The recently passed health reform law would add about 1 percent per year in additional cost growth, according to a new analysis
by the Medicare program’s chief actuary.
Richard Foster estimated the new law would raise overall health care spending by an additional $311 million over current law—a higher estimate than Foster made in December when he first examined the legislation.
The bill would insure an additional 34 million Americans, Foster estimated, about 18 million of them through the federal-state Medicaid program. Also, the law’s cuts to Medicare spending would push back the insolvency of the program by 12 years to 2029—although they appear to do so by double-counting those savings, Foster wrote.
One other problem with the lower Medicare payments is that it will likely push 15 percent of hospitals into the red by 2019. Also, patients covered by Medicare and Medicaid might have trouble finding doctors, at least in the law’s early years, as doctors raise prices or cater to patients with private insurance.

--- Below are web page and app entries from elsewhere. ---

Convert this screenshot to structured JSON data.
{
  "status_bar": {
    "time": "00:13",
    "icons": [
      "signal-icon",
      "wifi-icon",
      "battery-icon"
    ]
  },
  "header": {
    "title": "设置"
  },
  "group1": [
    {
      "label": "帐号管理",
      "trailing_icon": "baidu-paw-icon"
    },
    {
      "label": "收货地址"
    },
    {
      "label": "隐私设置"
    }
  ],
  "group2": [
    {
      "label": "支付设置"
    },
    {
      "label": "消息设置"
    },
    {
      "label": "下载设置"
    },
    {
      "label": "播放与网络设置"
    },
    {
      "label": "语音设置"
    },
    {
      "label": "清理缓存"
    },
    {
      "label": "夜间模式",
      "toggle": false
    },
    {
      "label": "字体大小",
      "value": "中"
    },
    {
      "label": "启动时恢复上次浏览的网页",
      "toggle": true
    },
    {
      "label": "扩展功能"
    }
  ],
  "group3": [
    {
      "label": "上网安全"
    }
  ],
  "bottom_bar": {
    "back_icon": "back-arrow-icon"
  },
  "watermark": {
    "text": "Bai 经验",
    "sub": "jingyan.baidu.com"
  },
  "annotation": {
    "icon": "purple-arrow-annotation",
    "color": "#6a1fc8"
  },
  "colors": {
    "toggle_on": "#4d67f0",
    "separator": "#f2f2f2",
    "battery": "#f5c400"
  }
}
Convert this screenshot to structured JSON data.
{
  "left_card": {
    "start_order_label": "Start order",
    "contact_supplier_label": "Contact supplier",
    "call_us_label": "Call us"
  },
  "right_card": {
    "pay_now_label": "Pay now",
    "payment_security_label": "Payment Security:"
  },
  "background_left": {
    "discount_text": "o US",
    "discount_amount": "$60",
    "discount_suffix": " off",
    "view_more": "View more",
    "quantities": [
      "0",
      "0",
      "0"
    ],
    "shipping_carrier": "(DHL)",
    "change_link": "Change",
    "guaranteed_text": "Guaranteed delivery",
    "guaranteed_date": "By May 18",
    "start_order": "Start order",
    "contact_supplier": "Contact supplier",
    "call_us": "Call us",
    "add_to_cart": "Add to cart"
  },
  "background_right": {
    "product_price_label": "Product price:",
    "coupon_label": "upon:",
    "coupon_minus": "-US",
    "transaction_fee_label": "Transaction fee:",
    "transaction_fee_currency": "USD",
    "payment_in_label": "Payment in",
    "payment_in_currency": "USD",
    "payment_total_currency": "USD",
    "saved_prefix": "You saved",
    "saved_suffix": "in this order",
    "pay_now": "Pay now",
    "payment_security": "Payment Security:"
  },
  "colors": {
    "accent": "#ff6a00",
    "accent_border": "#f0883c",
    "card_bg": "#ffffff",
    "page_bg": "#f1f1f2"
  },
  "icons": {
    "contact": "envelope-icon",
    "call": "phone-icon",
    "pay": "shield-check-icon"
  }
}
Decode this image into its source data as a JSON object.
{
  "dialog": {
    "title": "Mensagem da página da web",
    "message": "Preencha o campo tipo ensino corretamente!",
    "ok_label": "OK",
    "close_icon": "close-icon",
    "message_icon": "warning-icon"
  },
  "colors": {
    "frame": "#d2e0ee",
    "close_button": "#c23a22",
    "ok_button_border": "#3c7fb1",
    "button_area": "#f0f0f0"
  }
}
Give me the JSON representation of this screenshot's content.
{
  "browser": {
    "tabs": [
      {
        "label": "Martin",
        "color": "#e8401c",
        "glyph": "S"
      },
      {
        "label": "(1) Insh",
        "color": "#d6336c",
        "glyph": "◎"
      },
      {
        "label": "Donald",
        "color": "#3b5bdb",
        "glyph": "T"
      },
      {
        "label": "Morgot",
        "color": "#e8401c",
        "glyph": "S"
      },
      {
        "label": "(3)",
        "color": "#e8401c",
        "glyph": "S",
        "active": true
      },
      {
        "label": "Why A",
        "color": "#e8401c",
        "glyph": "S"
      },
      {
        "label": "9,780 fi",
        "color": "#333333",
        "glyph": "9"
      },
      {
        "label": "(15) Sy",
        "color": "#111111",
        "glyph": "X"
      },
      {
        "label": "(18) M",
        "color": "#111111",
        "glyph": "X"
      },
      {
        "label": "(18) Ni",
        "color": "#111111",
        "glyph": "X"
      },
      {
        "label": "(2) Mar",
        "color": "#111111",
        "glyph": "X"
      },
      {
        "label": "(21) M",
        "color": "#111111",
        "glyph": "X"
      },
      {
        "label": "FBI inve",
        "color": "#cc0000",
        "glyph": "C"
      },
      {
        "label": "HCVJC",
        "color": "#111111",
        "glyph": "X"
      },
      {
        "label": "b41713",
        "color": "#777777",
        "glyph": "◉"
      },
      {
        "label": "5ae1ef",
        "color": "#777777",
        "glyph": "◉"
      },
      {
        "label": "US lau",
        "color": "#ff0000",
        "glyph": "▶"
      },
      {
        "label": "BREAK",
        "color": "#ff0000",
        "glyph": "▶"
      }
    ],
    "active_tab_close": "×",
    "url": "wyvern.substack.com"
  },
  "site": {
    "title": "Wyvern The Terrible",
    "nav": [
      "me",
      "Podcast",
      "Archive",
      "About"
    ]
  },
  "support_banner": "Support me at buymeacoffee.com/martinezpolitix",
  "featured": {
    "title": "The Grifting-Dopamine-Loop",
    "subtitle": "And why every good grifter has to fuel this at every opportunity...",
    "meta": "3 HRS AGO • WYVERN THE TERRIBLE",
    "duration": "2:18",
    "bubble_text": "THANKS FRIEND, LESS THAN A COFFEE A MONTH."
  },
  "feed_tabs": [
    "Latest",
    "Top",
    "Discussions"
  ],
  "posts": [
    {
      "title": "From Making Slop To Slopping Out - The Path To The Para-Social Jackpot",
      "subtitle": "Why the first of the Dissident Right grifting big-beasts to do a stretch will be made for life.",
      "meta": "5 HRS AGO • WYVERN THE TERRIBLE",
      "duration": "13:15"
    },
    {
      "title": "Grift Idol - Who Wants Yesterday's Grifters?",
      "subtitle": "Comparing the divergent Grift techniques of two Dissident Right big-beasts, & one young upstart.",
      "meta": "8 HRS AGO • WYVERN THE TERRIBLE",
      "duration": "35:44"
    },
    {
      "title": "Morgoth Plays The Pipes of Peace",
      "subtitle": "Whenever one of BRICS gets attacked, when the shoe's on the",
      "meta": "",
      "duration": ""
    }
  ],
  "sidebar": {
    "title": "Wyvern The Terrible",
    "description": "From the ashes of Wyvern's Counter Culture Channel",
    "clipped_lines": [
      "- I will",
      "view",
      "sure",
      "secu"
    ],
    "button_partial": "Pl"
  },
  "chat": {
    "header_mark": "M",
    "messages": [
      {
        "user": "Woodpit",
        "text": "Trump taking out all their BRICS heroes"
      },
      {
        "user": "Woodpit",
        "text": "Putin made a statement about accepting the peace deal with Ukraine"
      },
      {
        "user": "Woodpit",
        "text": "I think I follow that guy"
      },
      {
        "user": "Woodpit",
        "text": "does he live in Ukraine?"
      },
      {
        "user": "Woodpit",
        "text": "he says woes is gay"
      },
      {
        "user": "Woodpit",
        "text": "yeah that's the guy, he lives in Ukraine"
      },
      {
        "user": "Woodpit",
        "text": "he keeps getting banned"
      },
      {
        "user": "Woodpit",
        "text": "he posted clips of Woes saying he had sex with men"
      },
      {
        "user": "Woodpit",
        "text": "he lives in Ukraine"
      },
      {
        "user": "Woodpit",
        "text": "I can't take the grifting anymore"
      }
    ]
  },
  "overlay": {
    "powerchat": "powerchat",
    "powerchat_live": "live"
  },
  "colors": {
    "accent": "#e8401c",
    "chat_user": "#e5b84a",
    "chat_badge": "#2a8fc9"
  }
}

Foster called those scenarios “plausible and even probable.”
To read Foster’s full report, click here.